* Assignment
Could each entry below be printed again exactly as given?

################

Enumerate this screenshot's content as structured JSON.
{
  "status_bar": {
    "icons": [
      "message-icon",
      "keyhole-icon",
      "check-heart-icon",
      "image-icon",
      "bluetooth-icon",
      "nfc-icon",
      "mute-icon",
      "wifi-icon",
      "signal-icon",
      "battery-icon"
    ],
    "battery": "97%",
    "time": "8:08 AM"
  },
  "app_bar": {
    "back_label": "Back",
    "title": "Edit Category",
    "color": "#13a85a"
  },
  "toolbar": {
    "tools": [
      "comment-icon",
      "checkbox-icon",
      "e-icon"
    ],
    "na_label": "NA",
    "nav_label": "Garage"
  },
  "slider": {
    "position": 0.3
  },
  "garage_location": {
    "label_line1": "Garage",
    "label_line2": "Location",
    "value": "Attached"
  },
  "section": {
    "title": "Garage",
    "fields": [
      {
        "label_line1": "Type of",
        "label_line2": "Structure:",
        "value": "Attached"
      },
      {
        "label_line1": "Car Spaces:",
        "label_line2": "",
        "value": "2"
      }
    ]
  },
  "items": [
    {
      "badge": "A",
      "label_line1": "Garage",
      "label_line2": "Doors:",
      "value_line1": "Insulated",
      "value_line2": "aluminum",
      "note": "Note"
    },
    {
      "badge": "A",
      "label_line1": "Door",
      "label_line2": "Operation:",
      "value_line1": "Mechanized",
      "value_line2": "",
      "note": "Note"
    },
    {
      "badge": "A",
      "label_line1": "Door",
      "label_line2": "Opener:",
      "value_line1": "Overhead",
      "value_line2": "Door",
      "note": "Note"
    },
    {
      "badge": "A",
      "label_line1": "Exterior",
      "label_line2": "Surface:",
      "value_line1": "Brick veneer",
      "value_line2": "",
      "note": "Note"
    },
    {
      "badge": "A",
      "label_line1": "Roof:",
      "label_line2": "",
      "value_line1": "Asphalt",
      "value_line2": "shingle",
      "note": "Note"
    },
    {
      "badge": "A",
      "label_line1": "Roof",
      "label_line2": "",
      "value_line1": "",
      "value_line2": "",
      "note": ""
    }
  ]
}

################

* Answer to the problem
Enumerate this screenshot's content as structured JSON.
{
  "status_bar": {
    "icons": [
      "message-icon",
      "keyhole-icon",
      "check-heart-icon",
      "image-icon",
      "bluetooth-icon",
      "nfc-icon",
      "mute-icon",
      "wifi-icon",
      "signal-icon",
      "battery-icon"
    ],
    "battery": "97%",
    "time": "8:08 AM"
  },
  "app_bar": {
    "back_label": "Back",
    "title": "Edit Category",
    "color": "#13a85a"
  },
  "toolbar": {
    "tools": [
      "comment-icon",
      "checkbox-icon",
      "e-icon"
    ],
    "na_label": "NA",
    "nav_label": "Garage"
  },
  "slider": {
    "position": 0.3
  },
  "garage_location": {
    "label_line1": "Garage",
    "label_line2": "Location",
    "value": "Attached"
  },
  "section": {
    "title": "Garage",
    "fields": [
      {
        "label_line1": "Type of",
        "label_line2": "Structure:",
        "value": "Attached"
      },
      {
        "label_line1": "Car Spaces:",
        "label_line2": "",
        "value": "2"
      }
    ]
  },
  "items": [
    {
      "badge": "A",
      "label_line1": "Garage",
      "label_line2": "Doors:",
      "value_line1": "Insulated",
      "value_line2": "aluminum",
      "note": "Note"
    },
    {
      "badge": "A",
      "label_line1": "Door",
      "label_line2": "Operation:",
      "value_line1": "Mechanized",
      "value_line2": "",
      "note": "Note"
    },
    {
      "badge": "A",
      "label_line1": "Door",
      "label_line2": "Opener:",
      "value_line1": "Overhead",
      "value_line2": "Door",
      "note": "Note"
    },
    {
      "badge": "A",
      "label_line1": "Exterior",
      "label_line2": "Surface:",
      "value_line1": "Brick veneer",
      "value_line2": "",
      "note": "Note"
    },
    {
      "badge": "A",
      "label_line1": "Roof:",
      "label_line2": "",
      "value_line1": "Asphalt",
      "value_line2": "shingle",
      "note": "Note"
    },
    {
      "badge": "A",
      "label_line1": "Roof",
      "label_line2": "",
      "value_line1": "",
      "value_line2": "",
      "note": ""
    }
  ]
}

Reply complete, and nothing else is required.